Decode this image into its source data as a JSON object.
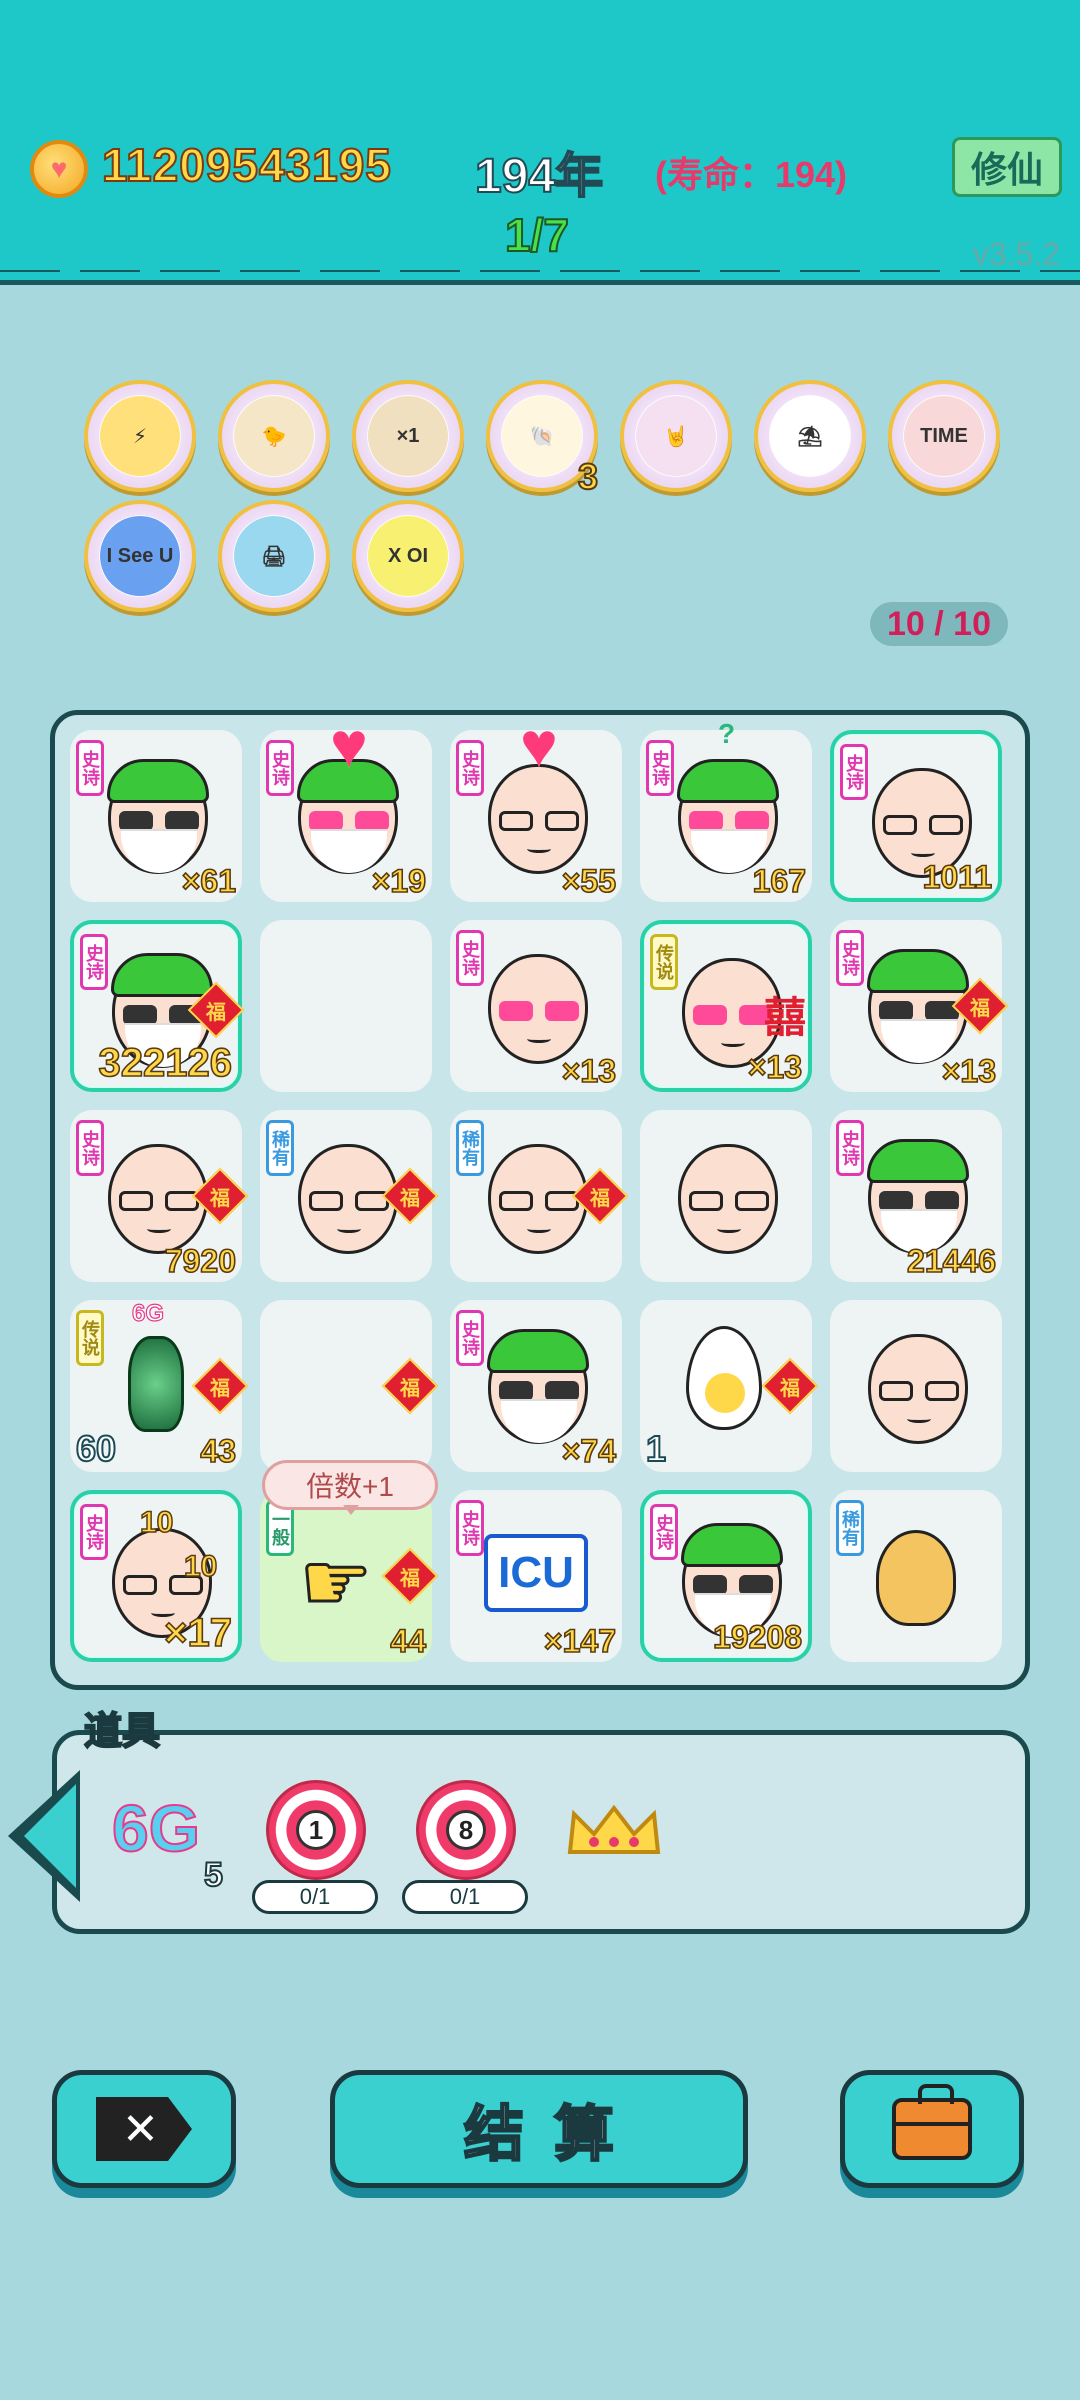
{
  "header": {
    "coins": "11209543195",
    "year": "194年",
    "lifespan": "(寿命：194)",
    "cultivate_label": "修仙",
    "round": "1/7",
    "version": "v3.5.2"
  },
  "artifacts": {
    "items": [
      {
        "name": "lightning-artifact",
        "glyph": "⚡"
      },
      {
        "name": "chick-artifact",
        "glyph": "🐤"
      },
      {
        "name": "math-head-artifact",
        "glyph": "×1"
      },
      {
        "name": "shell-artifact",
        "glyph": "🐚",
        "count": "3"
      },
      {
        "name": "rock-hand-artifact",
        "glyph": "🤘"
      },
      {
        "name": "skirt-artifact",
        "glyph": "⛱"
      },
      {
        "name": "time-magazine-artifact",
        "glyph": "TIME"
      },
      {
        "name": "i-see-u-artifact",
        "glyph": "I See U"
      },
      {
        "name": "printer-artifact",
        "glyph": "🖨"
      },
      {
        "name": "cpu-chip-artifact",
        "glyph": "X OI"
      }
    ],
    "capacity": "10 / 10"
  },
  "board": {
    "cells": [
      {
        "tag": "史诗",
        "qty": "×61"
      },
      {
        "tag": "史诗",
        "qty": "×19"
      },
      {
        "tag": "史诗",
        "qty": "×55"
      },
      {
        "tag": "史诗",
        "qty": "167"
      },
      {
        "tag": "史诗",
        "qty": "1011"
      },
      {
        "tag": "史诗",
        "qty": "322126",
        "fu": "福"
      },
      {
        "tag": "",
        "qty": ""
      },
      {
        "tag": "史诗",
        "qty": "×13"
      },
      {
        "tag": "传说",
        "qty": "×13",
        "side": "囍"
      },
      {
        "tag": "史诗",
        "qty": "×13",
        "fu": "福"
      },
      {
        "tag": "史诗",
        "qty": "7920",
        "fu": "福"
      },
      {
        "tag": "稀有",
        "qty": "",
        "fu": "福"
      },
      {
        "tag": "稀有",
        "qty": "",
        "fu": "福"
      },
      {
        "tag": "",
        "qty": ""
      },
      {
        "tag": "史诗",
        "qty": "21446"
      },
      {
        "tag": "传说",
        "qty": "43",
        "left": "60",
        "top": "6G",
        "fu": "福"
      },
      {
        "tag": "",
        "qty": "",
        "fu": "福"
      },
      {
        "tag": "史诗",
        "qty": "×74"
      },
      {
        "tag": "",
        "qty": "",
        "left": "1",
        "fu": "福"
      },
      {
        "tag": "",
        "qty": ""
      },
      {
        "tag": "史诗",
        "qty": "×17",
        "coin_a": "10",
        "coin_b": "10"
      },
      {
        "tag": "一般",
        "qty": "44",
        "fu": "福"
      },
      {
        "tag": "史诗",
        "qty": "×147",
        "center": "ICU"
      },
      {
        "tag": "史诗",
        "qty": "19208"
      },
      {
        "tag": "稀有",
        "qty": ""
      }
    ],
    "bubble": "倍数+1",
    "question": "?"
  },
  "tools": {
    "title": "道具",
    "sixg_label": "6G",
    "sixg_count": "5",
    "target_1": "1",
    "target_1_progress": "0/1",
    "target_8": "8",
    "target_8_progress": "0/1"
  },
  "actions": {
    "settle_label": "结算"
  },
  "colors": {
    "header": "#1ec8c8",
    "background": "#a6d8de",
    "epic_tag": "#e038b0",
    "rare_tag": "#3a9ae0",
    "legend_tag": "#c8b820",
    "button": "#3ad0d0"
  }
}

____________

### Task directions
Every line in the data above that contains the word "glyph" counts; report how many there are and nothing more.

### Task response
10